Look at each line of the listing. Copy those that hold the string "JSON".

_WORKING DATA_.
====
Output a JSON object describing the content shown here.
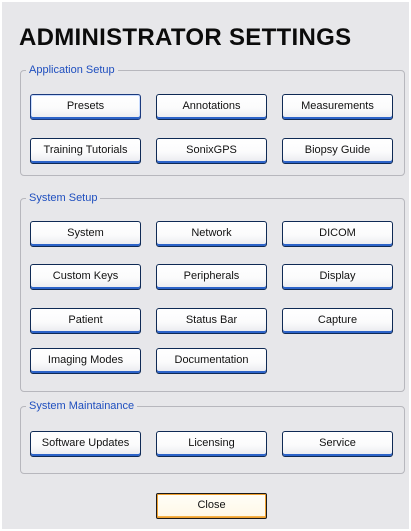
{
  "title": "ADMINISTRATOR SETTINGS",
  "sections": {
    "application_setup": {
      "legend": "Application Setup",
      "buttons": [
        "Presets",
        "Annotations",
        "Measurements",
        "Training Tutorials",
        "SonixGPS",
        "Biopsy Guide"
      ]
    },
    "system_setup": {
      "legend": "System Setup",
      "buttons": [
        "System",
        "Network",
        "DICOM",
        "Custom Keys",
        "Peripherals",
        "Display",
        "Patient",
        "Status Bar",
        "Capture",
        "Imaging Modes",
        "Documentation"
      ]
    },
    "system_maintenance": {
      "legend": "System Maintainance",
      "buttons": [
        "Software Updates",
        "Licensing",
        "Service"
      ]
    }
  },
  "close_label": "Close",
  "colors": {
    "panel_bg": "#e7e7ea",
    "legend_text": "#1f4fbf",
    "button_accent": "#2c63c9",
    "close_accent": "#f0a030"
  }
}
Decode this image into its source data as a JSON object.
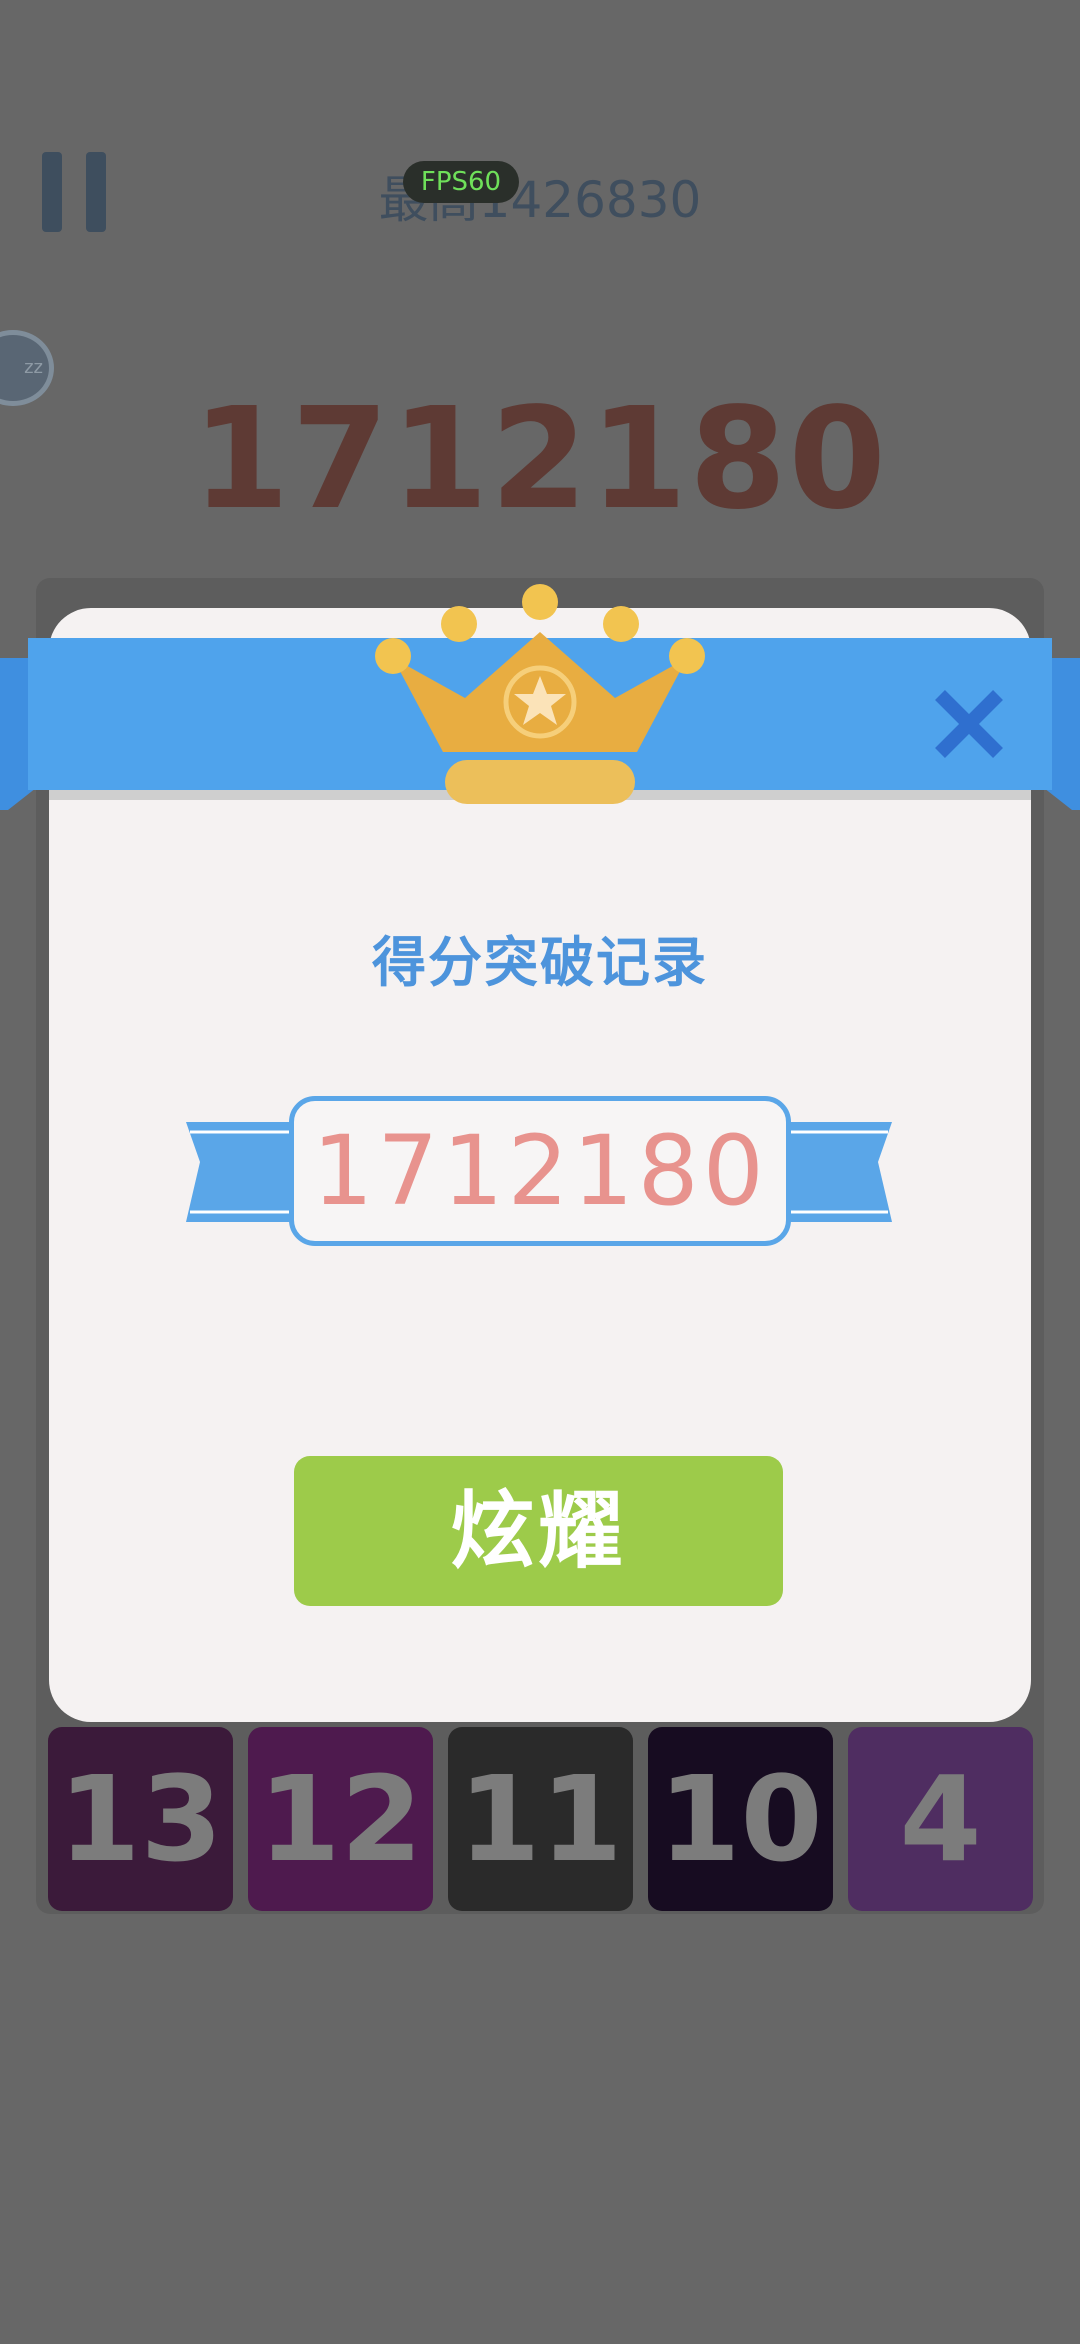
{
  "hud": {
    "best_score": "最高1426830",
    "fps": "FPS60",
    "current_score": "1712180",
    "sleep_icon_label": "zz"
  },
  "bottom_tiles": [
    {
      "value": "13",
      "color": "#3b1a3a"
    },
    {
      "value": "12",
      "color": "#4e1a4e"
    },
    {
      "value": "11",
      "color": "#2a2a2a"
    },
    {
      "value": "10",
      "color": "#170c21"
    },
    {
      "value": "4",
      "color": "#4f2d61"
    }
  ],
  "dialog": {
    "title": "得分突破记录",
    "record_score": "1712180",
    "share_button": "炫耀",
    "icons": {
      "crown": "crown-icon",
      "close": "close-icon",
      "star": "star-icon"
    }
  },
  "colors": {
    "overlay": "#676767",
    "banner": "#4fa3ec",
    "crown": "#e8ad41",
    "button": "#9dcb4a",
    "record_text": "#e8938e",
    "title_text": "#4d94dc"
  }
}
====
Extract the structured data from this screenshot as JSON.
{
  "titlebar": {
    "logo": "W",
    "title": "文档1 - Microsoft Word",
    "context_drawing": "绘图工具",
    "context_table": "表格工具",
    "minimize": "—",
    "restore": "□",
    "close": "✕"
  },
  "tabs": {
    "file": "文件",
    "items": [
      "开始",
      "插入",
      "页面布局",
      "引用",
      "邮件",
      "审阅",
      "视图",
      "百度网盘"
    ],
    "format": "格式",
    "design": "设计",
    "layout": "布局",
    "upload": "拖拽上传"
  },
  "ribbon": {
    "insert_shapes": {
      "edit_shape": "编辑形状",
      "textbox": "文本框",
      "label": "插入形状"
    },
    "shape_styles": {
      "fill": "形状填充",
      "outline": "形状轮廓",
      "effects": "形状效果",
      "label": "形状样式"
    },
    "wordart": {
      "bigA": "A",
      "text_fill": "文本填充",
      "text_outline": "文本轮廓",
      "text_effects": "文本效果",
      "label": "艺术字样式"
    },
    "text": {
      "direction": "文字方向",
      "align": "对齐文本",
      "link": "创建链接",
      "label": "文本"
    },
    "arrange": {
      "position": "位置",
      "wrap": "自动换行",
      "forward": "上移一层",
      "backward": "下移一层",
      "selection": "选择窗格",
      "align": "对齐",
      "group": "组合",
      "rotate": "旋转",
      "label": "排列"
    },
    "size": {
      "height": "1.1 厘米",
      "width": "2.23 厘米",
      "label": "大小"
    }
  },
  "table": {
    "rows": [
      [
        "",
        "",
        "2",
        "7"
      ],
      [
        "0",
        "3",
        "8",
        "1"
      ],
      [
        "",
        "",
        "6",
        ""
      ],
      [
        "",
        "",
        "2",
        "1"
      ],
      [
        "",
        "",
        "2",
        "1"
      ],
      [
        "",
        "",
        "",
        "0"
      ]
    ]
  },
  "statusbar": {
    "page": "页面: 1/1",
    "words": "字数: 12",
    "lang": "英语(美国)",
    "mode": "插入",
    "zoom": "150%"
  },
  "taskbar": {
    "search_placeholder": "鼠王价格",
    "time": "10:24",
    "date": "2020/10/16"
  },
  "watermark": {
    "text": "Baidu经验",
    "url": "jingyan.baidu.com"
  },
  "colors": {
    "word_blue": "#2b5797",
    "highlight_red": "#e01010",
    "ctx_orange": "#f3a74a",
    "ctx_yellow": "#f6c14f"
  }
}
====
_PROBLEM SOLUTION_.
Output a JSON object describing the content shown here.
Decode this image into its source data as a JSON object.
Extract the structured data from this screenshot as JSON.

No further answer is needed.